From BBC - February 12, 2018

Feeling in good shape? Me too. Funny, but this morning my knees do not feel as bad as yesterday. The crystal clear tap water tastes even better, my porridge was not as chewy, and the air feels clean. Oh how good it is when your team wins.

Let's get the obvious stuff out the way first. Jonny Gray and Grant Gilchrist had superb games in the second row as Scotland came from behind to sink France at Murrayfield.

It was not only what they did in tandem - one offload from Gray to his partner in the lead up to the Sean Maitland try was extraordinary - but in what they did individually in open field running and generally smashing things up.

Peter Horne likewise had the drive and bite needed in a team getting back to winning ways. Man-of-the-match Greig Laidlaw provided an over arching calm and assurance. And Simon Berghan blossomed the longer the game went on.

David Denton is one of the answers to a question I sometimes ask myself which is: "Who are the muckle number eights who within the last couple of years seemed first choice for Scotland but have been posted missing for some reason?" The other answer is Josh Strauss.

Denton came on and made an impact. Ryan Wilson had a quiet first half but when he goes to work, he goes to work, and Wilson clocked in after forty minutes.

To win rugby games you need (at least) parity up front, and Scotland had that.

And, again stating the obvious, it's a wee nod of approval to head coach Gregor Townsend who made a substitution that few would have predicted; ejecting Finn Russell from the pitch to move Laidlaw to stand-off. Who saw that coming? Nobody.

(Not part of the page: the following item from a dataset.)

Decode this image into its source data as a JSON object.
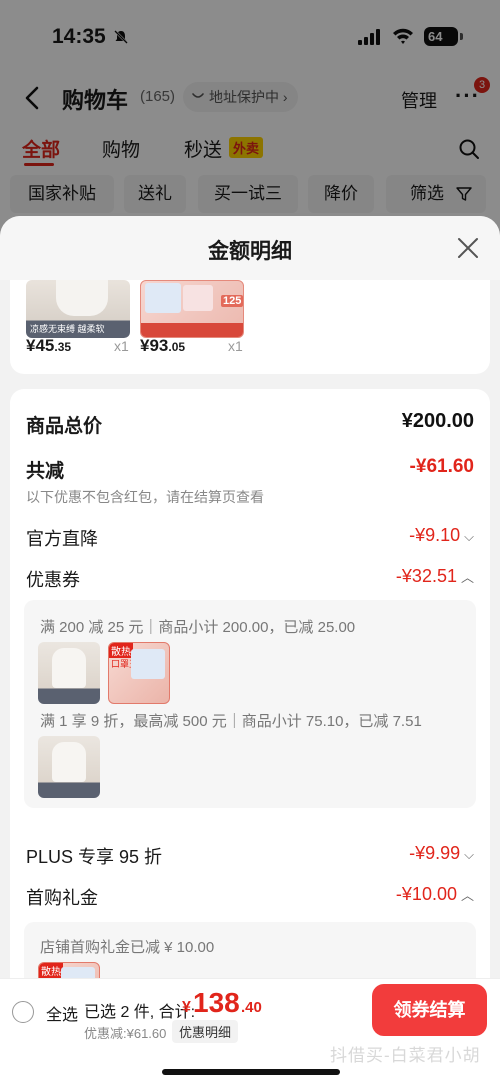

Before we touch on the key to Scotland's success a word on France. French rugby players are outrageously out of condition when compared to the other top class countries.

Their Top 14 can be over reliant on a kicking and mauling game allied to a player-buying culture equating value with sheer size.

The French have lost their first two games in the Six Nations for the first time since 2013 and both matches have slipped away from them with good reason. It's sad to see a French team trying to slow the game down.

There is speed and ability with the likes of Teddy Thomas on the wing, centre Geoffrey Doumayrou, and the ever-present Yacouba Camara at wing forward.

But the longer the game went on, the less we saw of them, and the less we saw of the "S" word that is worth mentioning now.

Arguably, the most important piece of any team's armoury is its shape.


Continue reading at BBC »